Story from the book “Flight Testing at Edwards”
THE RUPTURED DUCK
by Johnny Armstrong
All the sawtooth climbs, check climbs, speed powers, and performance takeoff and landings had been completed on SA-16B tail number 517200. Now it was time to put it all together in the form of the “Range Mission” and demonstrate the overall performance for an operational mission. It was the morning of 20 May 1957 when pilot Captain Doug Benefield taxied out to Edwards runway 04 for takeoff of this Albatross, modified with extended wings and larger engines. The flight test engineer, Lt Charlie Crawford, was seated at his station in front of the large photopanel ready to hand record some of the flight data. Me? I was a brand new 2nd Lt, on station for less than a year, serving as an apprentice flight test engineer to Charlie (who himself had less than 2 years of flight test experience). The mission was progressing as planned at the three hour-point after completing several legs of the planned flight track. We were on the leg to Catalina Island over the Pacific Ocean when smoke began to fill the passenger/cargo compartment.
We advised Doug that we had a fire in an electrical junction box on the left side of the compartment. Two of us grabbed carbontetrachloride fire extinguishers and began to attempt to extinguish the fire. We succeeded in putting out the fire at that time, but in the process, created a toxic smoke cloud that totally filled the cabin. We opened the top half of the compartment door, located on the aft left side of the fuselage, and stood at the door trying to clear our lungs while looking down at the ocean below. (We were still at relatively low altitude at this point of the mission.) During this time, Doug had turned the Albatross around and was headed back to the California coastline. We were approaching the coastline with things calming down, giving the impression that we were home free,…..when…..KABANG!!. The junction box exploded, deforming the cover. At that point, Doug shutdown the left engine, feathering the prop, hit the gear down switch and set up for an emergency landing on the beach. When it was apparent we were going to make an emergency landing we sat down facing aft with our backs against a seat. Very quickly we hit the sand, bounced back up in the air, and hit again coming to rest in the ocean about 300 feet off the shore. We climbed out of the aft side door and proceeded to wade to shore in waist deep water – me with my orange covered Herrington Flight Test Manual in my hand. We (about 7 total onboard) stood there looking at the results of our handy work on Sunset Beach, 5 miles south of Long Beach. The gear was still in the process of extending when we hit and one of the main gear was ripped from the aircraft and lay on the beach.

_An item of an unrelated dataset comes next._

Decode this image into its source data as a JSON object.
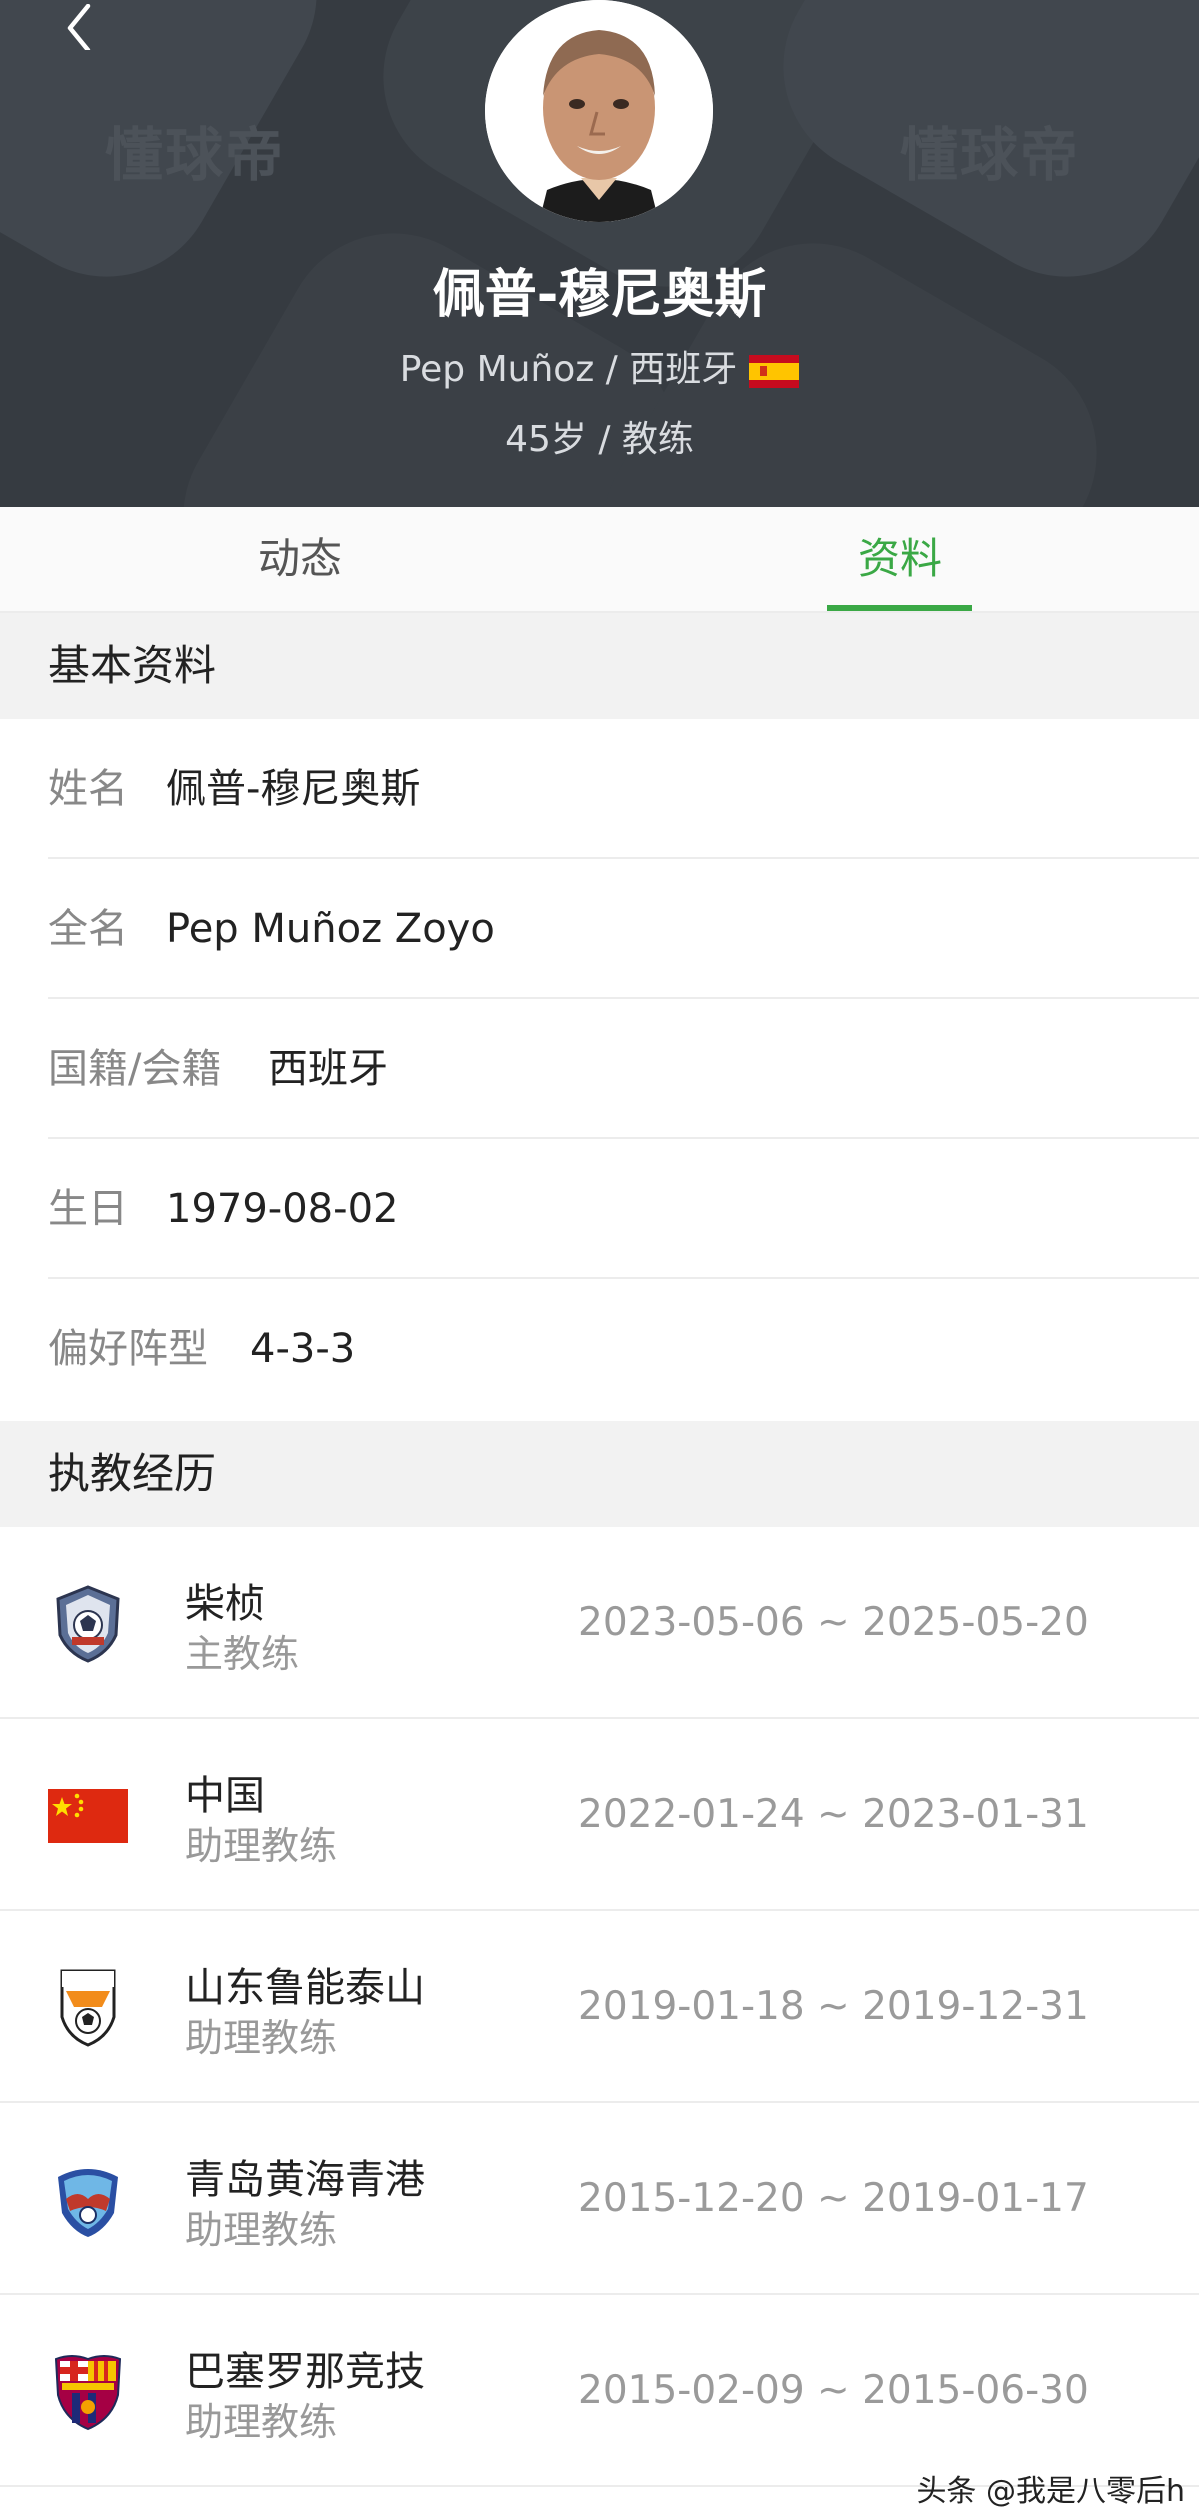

The bottom of the aircraft was sitting on the sand parallel to the beach in shallow water. It was being rocked in the roll axis with each wave causing the float on the right wing to collide noisily with the sand. Surf fishermen, who had long since thrown down their poles and scattered, were beginning to wander back to the crash site. So, in a group, we wandered toward the nearest beach house to be greeted warmly by the very pregnant occupant. She invited us in and Doug Benefield called Edwards and broke the news to them. Meantime our host had gone out and returned with a six pack of beer that she offered to her surprise guests. We all thought, under the circumstances, we best decline. Eventually, the H-21 helicopter from Edwards arrived. I can still see the flight surgeon, even now, as he came walking up to us with his little black bag marked “Human Remains”. We arrived back at Edwards and were taken to the hospital for observation. We all checked out OK except for a few of us that had some problems from breathing the carbontetrachloride/smoke.
As I was walking to my room in the BOQ, still in my wrinkled flight suit and with my wet Herrington manual in my hand, my close friend, Rob Ransone, made some snide remark like “What have you been doing? You look like you have been in an accident!”……… He came close to getting clobbered. The next day, the LA Times showed a large photo of the airplane on the beach and the broken landing gear in the foreground with one inch headlines on page 1; “Big Rescue Plane Rests in Surf After Forced Landing on Beach”. My log book shows 4+10 of SA-16B time and 1+15 of H-21 time on 20 May 1957. I qualified for my flight pay that month.
THE ABOVE STORY IS ONE OF OVER 100 STORIES BY AND ABOUT FLIGHT TEST ENGINEERS AT EDWARDS AFB DOCUMENTED IN THE BOOK DESCRIBED HERE.
PROFITS FROM SALE OF THE BOOK GO TO
THE EDWARDS FLIGHT TEST HISTORICAL FOUNDATION.